Let’s get practical: textures with alpha will not look the same as in X-Plane 10, and while sometimes the new result is just better (light colored alpha-based lettering on panels almost always looks better in v11 out of the box), sometimes you’ll need to retune your alpha channel.
In pretty much every case, the new blending is brighter in intermediate values than the old one, which was losing light. (When we stop losing light, the net result is an increase in light.) So these cases will all involve ways to back off the brightness; you probably made things overly bright in X-Plane 10 to compensate for non-linear blending.
Here are a few typical examples we saw when exploring this feature with our art team.
Tinted Glass: tinted glass typically suffers from two problems:
It’s just not dark enough.
The tint color itself is too bright and now “shows” a bit, e.g. non-colored tinted glass looks light gray.
First: make the RGB of your texture darker if possible. Dark tinted glass should almost certainly have a black RGB (and use alpha for “how much” tinting).
Then: adjust the alpha as needed – if darkening the RGB didn’t do it, increase the opacity.
Painted Reflections: if you’ve painted reflections onto your glass, they may look too bright.

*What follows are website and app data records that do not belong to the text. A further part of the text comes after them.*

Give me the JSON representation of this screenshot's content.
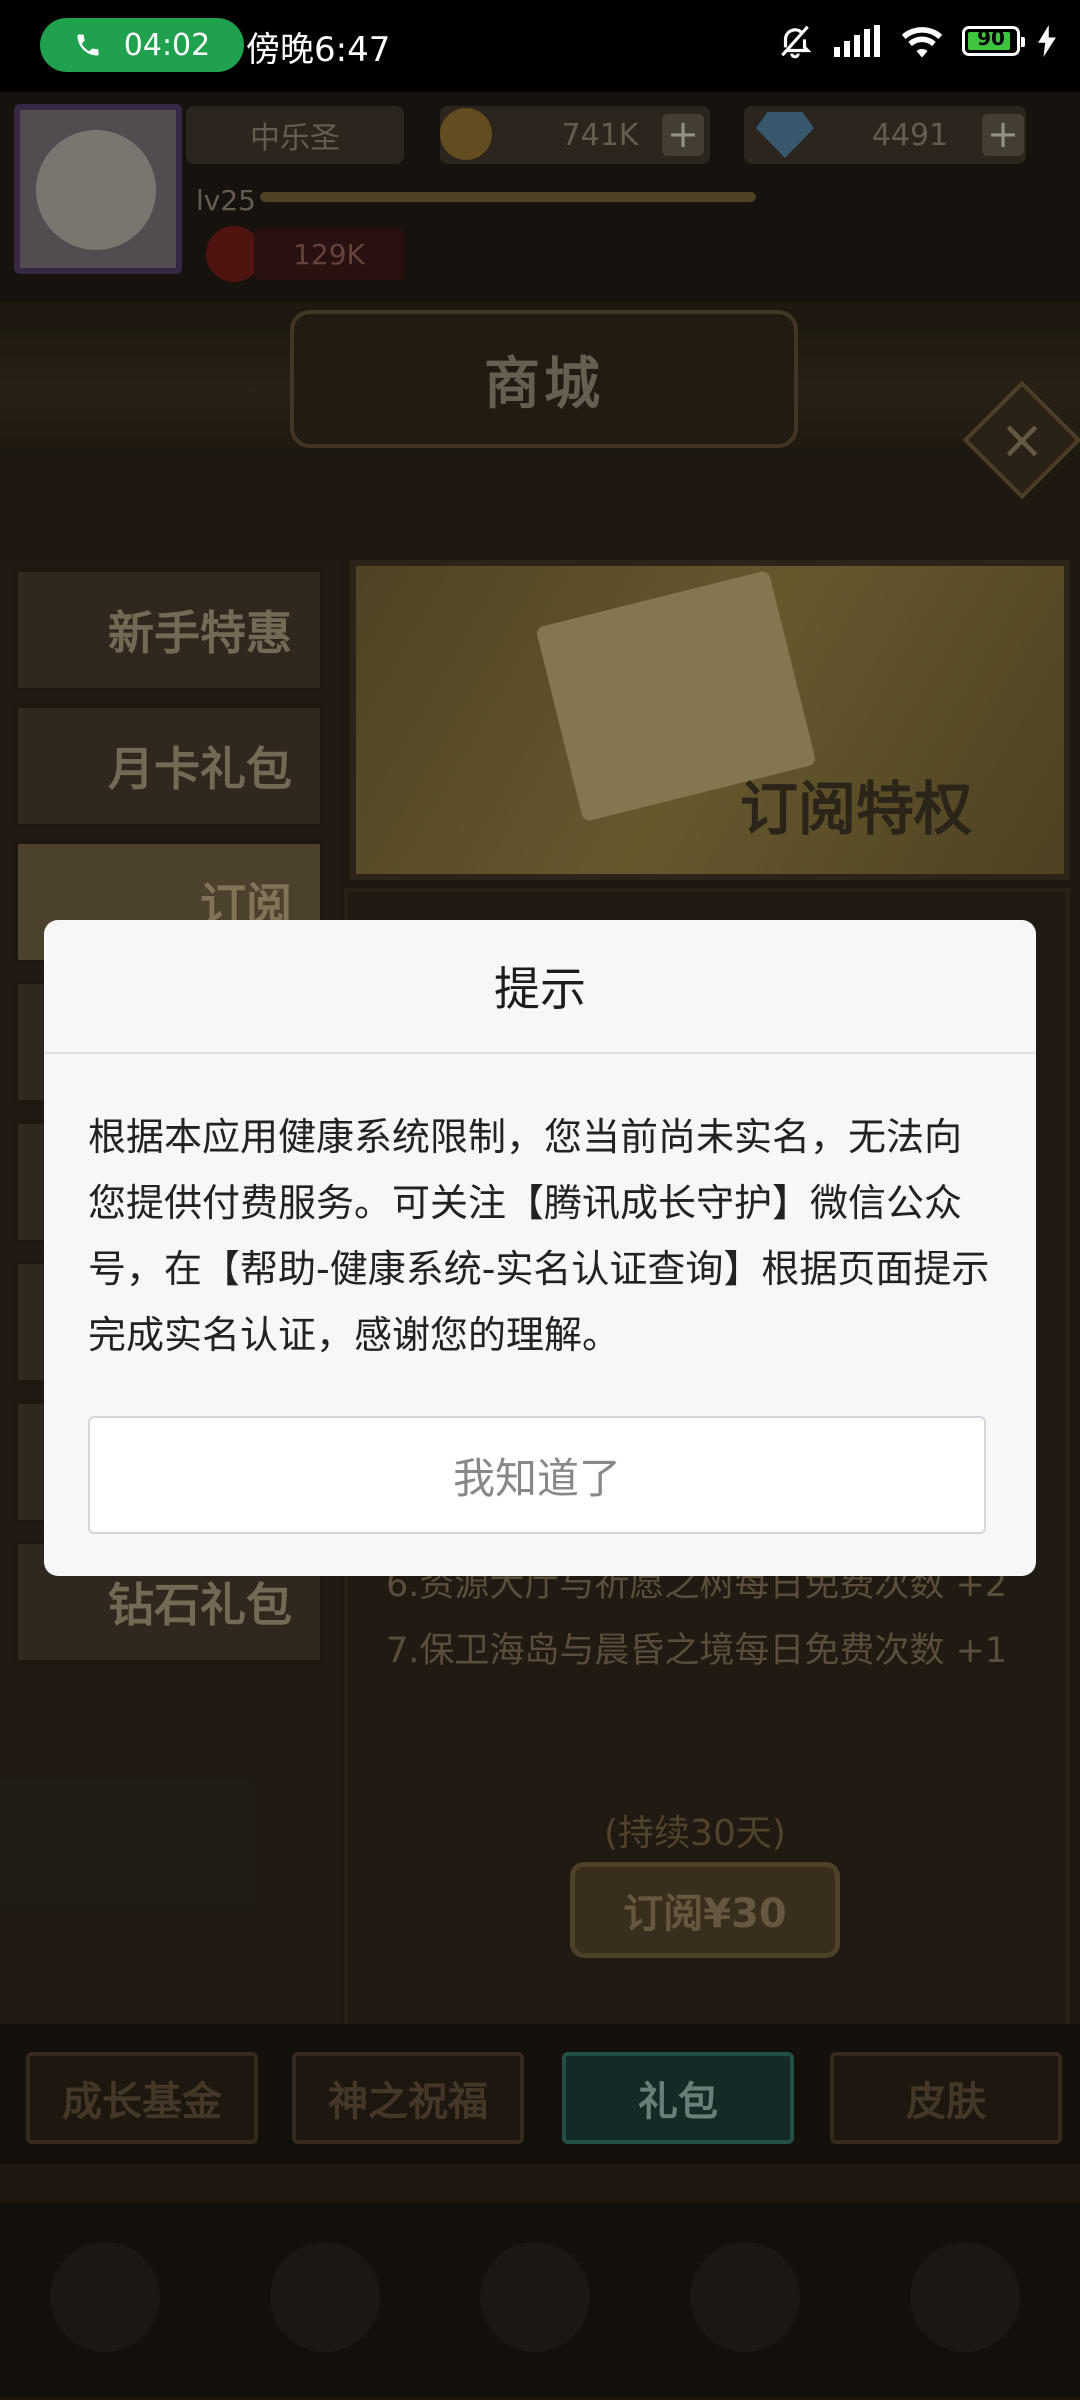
{
  "status_bar": {
    "call_timer": "04:02",
    "time": "傍晚6:47",
    "battery": "90"
  },
  "game": {
    "player_name": "中乐圣",
    "level": "lv25",
    "gold": "741K",
    "diamonds": "4491",
    "power": "129K",
    "shop_title": "商城",
    "left_tabs": [
      "新手特惠",
      "月卡礼包",
      "订阅",
      "钻石礼包"
    ],
    "promo_title": "订阅特权",
    "benefits": [
      "6.资源大厅与祈愿之树每日免费次数 +2",
      "7.保卫海岛与晨昏之境每日免费次数 +1"
    ],
    "duration": "(持续30天)",
    "subscribe_button": "订阅¥30",
    "bottom_tabs": [
      "成长基金",
      "神之祝福",
      "礼包",
      "皮肤"
    ]
  },
  "dialog": {
    "title": "提示",
    "message": "根据本应用健康系统限制，您当前尚未实名，无法向您提供付费服务。可关注【腾讯成长守护】微信公众号，在【帮助-健康系统-实名认证查询】根据页面提示完成实名认证，感谢您的理解。",
    "button": "我知道了"
  }
}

First: consider letting the engine be the reflection source – you may want to use BLEND_GLASS for cockpit glass and/or use metalness to increase reflectivity. Do these things first before editing albedo and alpha textures; they have a much bigger impact on your scene than the new blending mode.
Then: when done (or if you will not make these changes) decrease the opacity to turn down the reflections.

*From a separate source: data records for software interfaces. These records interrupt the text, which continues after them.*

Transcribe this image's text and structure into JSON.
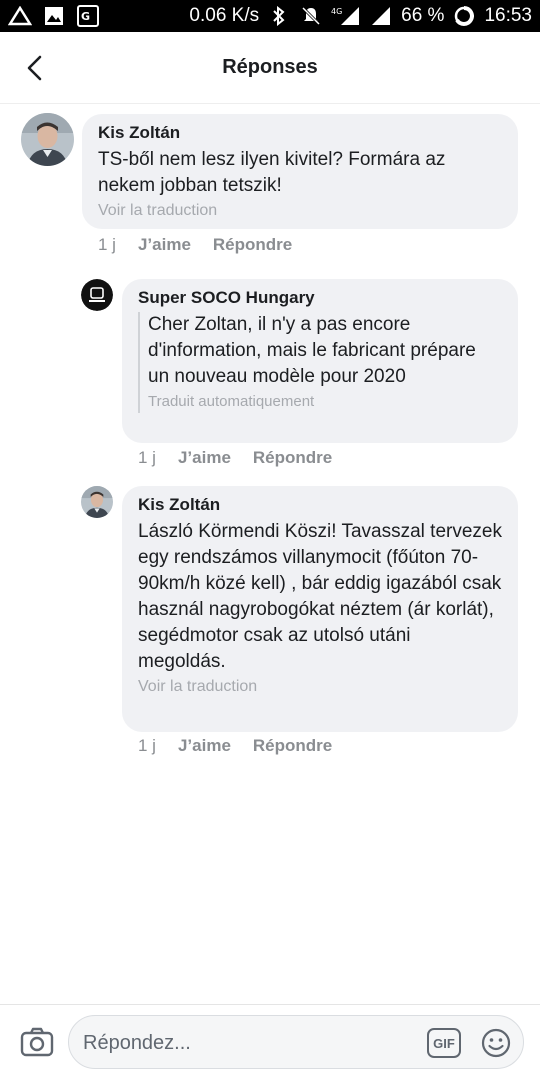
{
  "status_bar": {
    "speed": "0.06 K/s",
    "network": "4G",
    "battery": "66 %",
    "time": "16:53"
  },
  "header": {
    "title": "Réponses"
  },
  "comments": [
    {
      "author": "Kis Zoltán",
      "text": "TS-ből nem lesz ilyen kivitel? Formára az nekem jobban tetszik!",
      "translation_link": "Voir la traduction",
      "time": "1 j",
      "like": "J’aime",
      "reply": "Répondre"
    },
    {
      "author": "Super SOCO Hungary",
      "text": "Cher Zoltan, il n'y a pas encore d'information, mais le fabricant prépare un nouveau modèle pour 2020",
      "translation_note": "Traduit automatiquement",
      "time": "1 j",
      "like": "J’aime",
      "reply": "Répondre"
    },
    {
      "author": "Kis Zoltán",
      "text": "László Körmendi Köszi! Tavasszal tervezek egy rendszámos villanymocit (főúton 70-90km/h közé kell) , bár eddig igazából csak használ nagyrobogókat néztem (ár korlát), segédmotor csak az utolsó utáni megoldás.",
      "translation_link": "Voir la traduction",
      "time": "1 j",
      "like": "J’aime",
      "reply": "Répondre"
    }
  ],
  "composer": {
    "placeholder": "Répondez...",
    "gif_label": "GIF"
  }
}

Dirt and Grunge: we found that our black markings on the ground looked too light – they were using alpha to anti-alias the edge of the marks and simulate pixels that contained a mix of dirt and the underlying surface in a single point. (This particularly matters when you zoom away from the marking and it becomes small on screen).

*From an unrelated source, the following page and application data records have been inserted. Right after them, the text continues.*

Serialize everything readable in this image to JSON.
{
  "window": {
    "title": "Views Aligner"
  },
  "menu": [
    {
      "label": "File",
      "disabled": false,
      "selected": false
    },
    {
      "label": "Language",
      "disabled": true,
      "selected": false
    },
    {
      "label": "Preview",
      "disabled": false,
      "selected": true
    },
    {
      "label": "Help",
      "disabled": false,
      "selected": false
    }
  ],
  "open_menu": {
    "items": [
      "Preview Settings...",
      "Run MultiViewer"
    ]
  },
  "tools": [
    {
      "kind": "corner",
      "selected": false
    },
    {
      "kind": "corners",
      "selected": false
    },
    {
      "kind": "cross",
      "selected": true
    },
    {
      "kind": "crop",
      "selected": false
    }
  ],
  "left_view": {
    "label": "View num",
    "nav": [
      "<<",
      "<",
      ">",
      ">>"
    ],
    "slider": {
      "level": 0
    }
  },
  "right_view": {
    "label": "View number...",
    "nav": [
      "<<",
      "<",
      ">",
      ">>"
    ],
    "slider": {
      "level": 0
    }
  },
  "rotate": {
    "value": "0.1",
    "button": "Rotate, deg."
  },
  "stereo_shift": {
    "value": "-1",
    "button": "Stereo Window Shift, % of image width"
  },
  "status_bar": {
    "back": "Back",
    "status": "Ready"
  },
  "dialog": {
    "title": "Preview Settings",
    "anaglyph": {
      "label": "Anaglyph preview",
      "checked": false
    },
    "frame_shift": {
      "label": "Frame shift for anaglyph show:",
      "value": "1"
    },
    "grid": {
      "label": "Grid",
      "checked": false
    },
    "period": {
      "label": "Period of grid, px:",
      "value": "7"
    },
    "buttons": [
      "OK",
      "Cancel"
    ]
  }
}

First: make sure your RGB channel contains correctly dark colors around the edges of the decal. (In what I’ve seen, artists pretty much always get it right in this case.)
Then: increase the opacity of the effect to make it darker (by emphasizing the dark decal more than the lighter pavement.
As a general rule of all of these, the RGB of a blended surface should be very dark (decals, tinting) or very light (fake reflections) and not be mid-range. Then the alpha can be made more opaque to darken darks or more transparent to darken lights.
* Nerd’s Nook: If you known enough OpenGL to be dangerous, you might be asking “Ben you idiot, why don’t you just turn sRGB blending off and on based on whether the content you are drawing is new to X-Plane 11 or old from X-Plane 10? You can just use glEnable!”
Sadly we cannot. In the forward renderer we might be able to toggle the blending mode per object or something, but in the deferred renderer (HDR mode), we blend all albedos together, all lit textures together (during G-buffer setup) and then we add the total lit to the total albedo during the single lighting pass where we apply the sun.
Basically we’re taking the math of the blending equation and rearranging the algebra. This rearrangement only works if the color space for adding the lit and albedo together is the same color space as every blending operation.
So for HDR to work, we have to pick a single blending equation sim-wide because we have to pick a single way to add lit and albedo together. For X-Plane 10 we picked sRGB color space and for X-Plane 11 we picked linear. Linear is a total win here – besides looking better in a lot of cases, adding lit textures to albedos looks better when done in linear space too. After all, we are adding light.